▸ Input data:

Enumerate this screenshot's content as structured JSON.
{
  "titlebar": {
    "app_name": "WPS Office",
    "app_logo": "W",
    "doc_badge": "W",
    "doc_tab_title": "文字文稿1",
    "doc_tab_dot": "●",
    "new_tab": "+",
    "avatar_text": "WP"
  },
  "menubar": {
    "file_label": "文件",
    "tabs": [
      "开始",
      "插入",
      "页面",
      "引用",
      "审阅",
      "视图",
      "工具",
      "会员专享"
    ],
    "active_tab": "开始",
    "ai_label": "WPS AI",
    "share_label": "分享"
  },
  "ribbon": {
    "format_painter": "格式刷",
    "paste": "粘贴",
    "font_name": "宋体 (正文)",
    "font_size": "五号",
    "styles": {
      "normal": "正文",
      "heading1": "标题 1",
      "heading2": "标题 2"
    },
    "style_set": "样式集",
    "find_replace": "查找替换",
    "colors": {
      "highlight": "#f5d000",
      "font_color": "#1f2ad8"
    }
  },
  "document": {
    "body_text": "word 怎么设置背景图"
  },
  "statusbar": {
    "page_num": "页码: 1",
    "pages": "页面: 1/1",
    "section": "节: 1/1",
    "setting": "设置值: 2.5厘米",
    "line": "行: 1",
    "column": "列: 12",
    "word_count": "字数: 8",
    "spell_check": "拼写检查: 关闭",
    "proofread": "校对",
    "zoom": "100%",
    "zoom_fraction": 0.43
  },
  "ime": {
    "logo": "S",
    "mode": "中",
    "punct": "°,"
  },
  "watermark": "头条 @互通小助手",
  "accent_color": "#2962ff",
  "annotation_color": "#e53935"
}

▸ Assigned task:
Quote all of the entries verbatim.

▸ Exercise result:
Enumerate this screenshot's content as structured JSON.
{
  "titlebar": {
    "app_name": "WPS Office",
    "app_logo": "W",
    "doc_badge": "W",
    "doc_tab_title": "文字文稿1",
    "doc_tab_dot": "●",
    "new_tab": "+",
    "avatar_text": "WP"
  },
  "menubar": {
    "file_label": "文件",
    "tabs": [
      "开始",
      "插入",
      "页面",
      "引用",
      "审阅",
      "视图",
      "工具",
      "会员专享"
    ],
    "active_tab": "开始",
    "ai_label": "WPS AI",
    "share_label": "分享"
  },
  "ribbon": {
    "format_painter": "格式刷",
    "paste": "粘贴",
    "font_name": "宋体 (正文)",
    "font_size": "五号",
    "styles": {
      "normal": "正文",
      "heading1": "标题 1",
      "heading2": "标题 2"
    },
    "style_set": "样式集",
    "find_replace": "查找替换",
    "colors": {
      "highlight": "#f5d000",
      "font_color": "#1f2ad8"
    }
  },
  "document": {
    "body_text": "word 怎么设置背景图"
  },
  "statusbar": {
    "page_num": "页码: 1",
    "pages": "页面: 1/1",
    "section": "节: 1/1",
    "setting": "设置值: 2.5厘米",
    "line": "行: 1",
    "column": "列: 12",
    "word_count": "字数: 8",
    "spell_check": "拼写检查: 关闭",
    "proofread": "校对",
    "zoom": "100%",
    "zoom_fraction": 0.43
  },
  "ime": {
    "logo": "S",
    "mode": "中",
    "punct": "°,"
  },
  "watermark": "头条 @互通小助手",
  "accent_color": "#2962ff",
  "annotation_color": "#e53935"
}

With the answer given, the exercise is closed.